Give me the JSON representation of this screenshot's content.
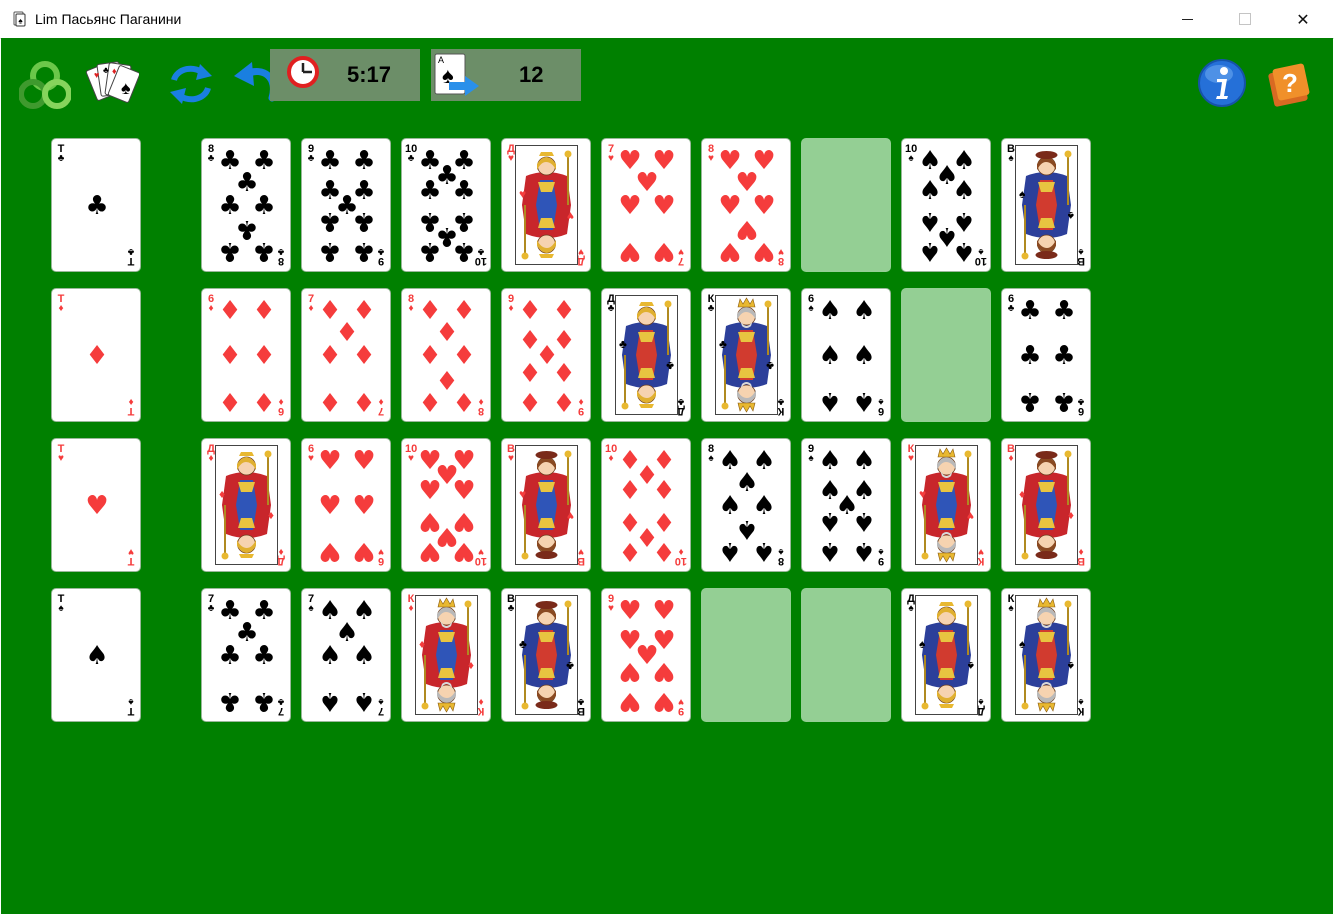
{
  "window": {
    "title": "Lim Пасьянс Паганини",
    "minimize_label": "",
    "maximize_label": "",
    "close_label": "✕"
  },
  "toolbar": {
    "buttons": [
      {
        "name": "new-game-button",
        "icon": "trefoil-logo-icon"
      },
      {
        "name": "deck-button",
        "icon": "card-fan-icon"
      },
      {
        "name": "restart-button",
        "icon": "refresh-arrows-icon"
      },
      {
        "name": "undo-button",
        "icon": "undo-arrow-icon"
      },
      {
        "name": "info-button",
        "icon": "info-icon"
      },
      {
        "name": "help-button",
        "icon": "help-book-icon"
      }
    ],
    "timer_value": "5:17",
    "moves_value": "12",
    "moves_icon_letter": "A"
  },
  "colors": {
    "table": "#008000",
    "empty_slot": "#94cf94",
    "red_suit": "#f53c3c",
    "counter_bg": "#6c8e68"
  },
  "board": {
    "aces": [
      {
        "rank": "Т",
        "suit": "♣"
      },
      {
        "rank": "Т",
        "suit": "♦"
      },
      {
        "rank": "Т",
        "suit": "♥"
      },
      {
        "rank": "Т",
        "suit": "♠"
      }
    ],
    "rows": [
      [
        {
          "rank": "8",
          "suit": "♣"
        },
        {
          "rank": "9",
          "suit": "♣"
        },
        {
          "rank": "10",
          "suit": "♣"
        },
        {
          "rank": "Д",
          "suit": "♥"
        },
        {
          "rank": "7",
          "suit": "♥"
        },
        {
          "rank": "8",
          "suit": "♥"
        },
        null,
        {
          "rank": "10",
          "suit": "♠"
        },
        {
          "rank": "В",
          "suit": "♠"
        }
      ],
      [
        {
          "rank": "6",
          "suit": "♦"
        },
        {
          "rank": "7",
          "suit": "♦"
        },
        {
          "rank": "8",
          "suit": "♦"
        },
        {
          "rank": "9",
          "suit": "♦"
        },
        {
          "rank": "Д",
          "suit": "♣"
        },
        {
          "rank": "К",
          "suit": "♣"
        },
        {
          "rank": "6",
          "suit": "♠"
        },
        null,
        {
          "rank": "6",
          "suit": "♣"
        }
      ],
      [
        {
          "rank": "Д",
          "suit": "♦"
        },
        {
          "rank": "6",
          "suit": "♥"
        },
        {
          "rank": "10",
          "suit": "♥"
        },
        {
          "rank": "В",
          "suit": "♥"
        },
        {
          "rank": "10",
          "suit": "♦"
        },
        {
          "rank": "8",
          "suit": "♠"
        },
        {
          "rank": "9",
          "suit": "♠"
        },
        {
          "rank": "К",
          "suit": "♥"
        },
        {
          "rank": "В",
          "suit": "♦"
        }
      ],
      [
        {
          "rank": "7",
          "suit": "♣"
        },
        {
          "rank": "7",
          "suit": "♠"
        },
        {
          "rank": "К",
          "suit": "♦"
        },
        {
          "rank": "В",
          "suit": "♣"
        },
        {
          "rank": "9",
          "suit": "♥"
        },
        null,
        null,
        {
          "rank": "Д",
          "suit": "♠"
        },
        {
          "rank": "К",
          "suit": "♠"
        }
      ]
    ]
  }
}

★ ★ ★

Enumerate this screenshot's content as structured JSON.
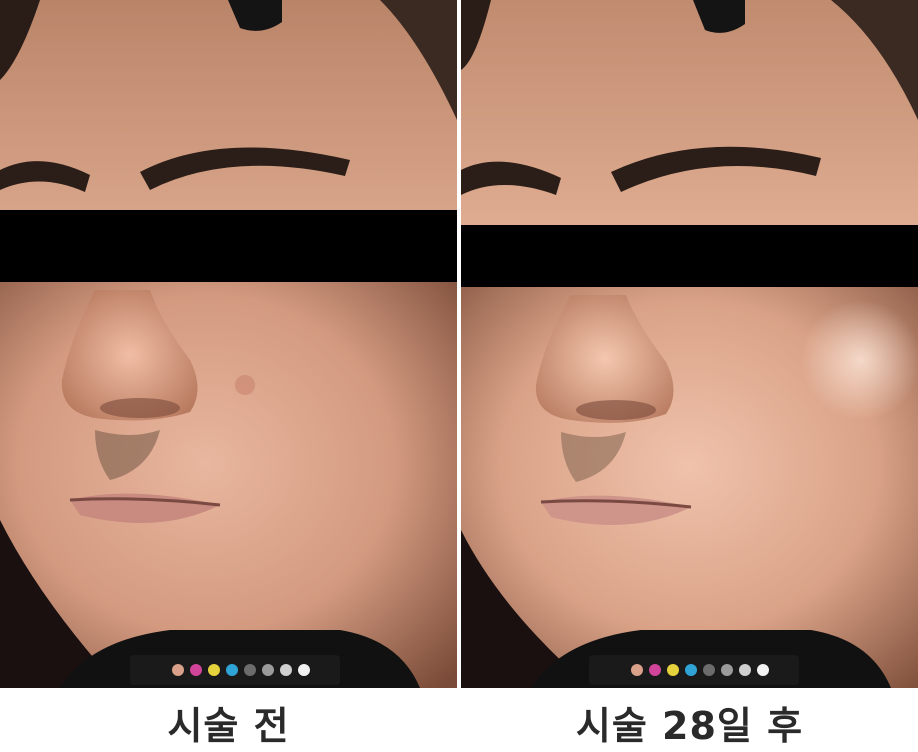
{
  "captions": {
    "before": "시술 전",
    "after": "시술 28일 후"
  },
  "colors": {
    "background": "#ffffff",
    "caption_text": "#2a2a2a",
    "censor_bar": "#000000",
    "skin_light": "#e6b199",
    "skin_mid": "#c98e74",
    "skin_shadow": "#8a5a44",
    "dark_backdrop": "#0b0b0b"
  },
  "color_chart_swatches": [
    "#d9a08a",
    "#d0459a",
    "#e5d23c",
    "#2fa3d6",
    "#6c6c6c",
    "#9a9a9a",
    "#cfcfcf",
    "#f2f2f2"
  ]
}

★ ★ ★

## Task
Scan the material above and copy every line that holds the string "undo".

## Written response
        "name": "undo-button",
        "icon": "undo-arrow-icon"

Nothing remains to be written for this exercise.